[Data entries]
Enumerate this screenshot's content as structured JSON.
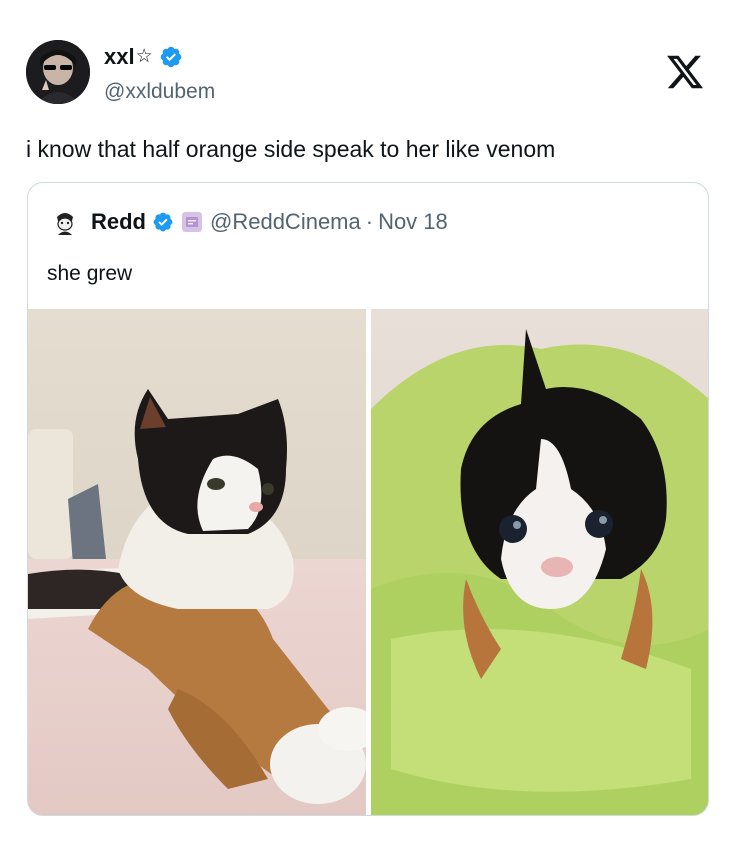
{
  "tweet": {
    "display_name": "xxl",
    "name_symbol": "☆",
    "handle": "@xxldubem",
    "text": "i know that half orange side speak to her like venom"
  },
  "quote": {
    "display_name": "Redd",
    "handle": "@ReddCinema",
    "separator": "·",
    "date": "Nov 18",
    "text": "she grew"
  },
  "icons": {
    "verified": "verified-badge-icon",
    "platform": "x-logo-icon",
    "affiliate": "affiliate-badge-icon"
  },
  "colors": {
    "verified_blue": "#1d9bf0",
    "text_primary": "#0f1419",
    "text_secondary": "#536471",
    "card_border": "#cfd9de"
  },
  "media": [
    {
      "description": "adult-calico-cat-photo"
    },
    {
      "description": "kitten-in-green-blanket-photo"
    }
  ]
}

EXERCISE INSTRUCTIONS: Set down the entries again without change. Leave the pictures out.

FINAL ANSWER:
Enumerate this screenshot's content as structured JSON.
{
  "tweet": {
    "display_name": "xxl",
    "name_symbol": "☆",
    "handle": "@xxldubem",
    "text": "i know that half orange side speak to her like venom"
  },
  "quote": {
    "display_name": "Redd",
    "handle": "@ReddCinema",
    "separator": "·",
    "date": "Nov 18",
    "text": "she grew"
  },
  "icons": {
    "verified": "verified-badge-icon",
    "platform": "x-logo-icon",
    "affiliate": "affiliate-badge-icon"
  },
  "colors": {
    "verified_blue": "#1d9bf0",
    "text_primary": "#0f1419",
    "text_secondary": "#536471",
    "card_border": "#cfd9de"
  },
  "media": [
    {
      "description": "adult-calico-cat-photo"
    },
    {
      "description": "kitten-in-green-blanket-photo"
    }
  ]
}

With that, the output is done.